▶ **Task directions**
Work out how many lines in the records include the word "term", then answer with nothing but that number.

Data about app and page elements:
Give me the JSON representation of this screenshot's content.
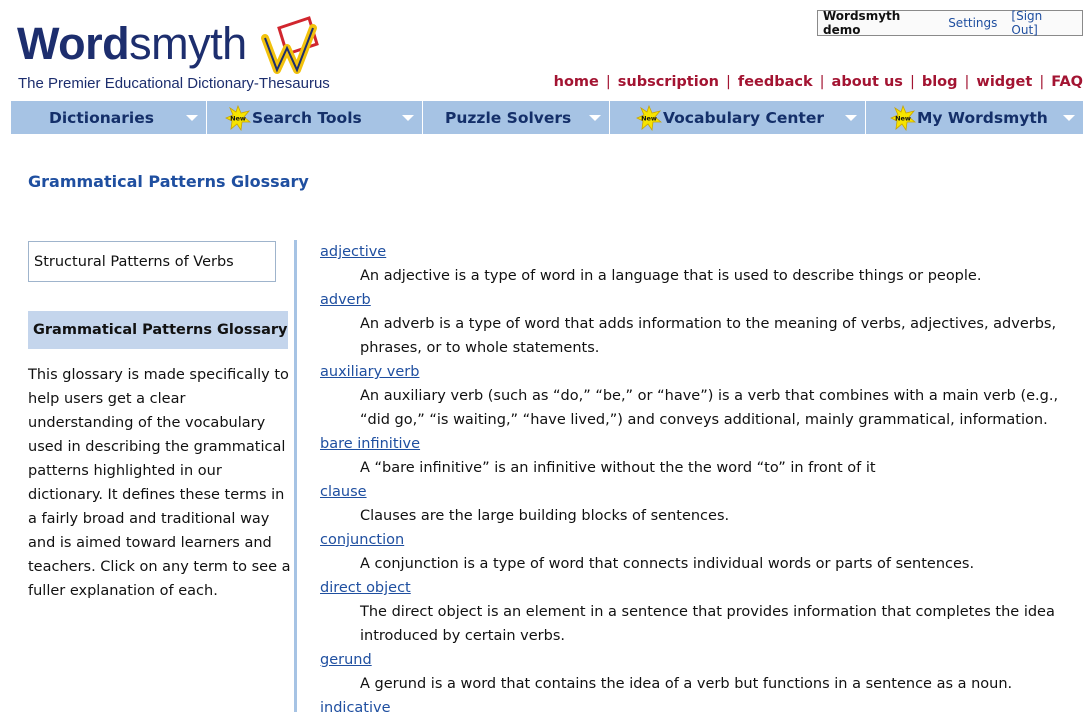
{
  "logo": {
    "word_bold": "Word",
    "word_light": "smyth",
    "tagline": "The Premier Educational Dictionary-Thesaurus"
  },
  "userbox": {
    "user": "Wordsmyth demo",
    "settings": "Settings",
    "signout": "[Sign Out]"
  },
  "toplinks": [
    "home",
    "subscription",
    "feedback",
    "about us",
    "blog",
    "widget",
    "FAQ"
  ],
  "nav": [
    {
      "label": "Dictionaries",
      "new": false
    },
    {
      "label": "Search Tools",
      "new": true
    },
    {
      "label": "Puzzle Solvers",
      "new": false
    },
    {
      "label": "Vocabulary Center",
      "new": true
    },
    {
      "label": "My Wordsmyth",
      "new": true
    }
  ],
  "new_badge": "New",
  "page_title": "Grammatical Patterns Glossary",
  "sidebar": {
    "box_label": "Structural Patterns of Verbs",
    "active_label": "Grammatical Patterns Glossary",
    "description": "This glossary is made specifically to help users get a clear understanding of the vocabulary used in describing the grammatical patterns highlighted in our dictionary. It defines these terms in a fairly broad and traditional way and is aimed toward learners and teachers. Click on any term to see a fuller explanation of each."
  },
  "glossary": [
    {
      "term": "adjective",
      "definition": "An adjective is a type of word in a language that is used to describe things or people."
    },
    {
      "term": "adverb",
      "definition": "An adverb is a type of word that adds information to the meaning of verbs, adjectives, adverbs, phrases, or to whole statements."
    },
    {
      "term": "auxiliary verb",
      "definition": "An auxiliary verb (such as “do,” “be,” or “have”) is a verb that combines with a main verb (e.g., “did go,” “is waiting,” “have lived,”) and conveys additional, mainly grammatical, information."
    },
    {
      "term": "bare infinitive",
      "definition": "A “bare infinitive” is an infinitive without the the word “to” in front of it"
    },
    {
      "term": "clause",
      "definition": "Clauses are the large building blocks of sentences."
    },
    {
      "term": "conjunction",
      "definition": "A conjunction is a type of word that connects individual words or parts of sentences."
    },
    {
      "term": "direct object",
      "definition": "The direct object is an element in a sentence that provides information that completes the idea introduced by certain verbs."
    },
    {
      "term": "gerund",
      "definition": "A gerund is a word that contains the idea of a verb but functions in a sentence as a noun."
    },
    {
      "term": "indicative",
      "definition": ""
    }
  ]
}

▶ **Result**
10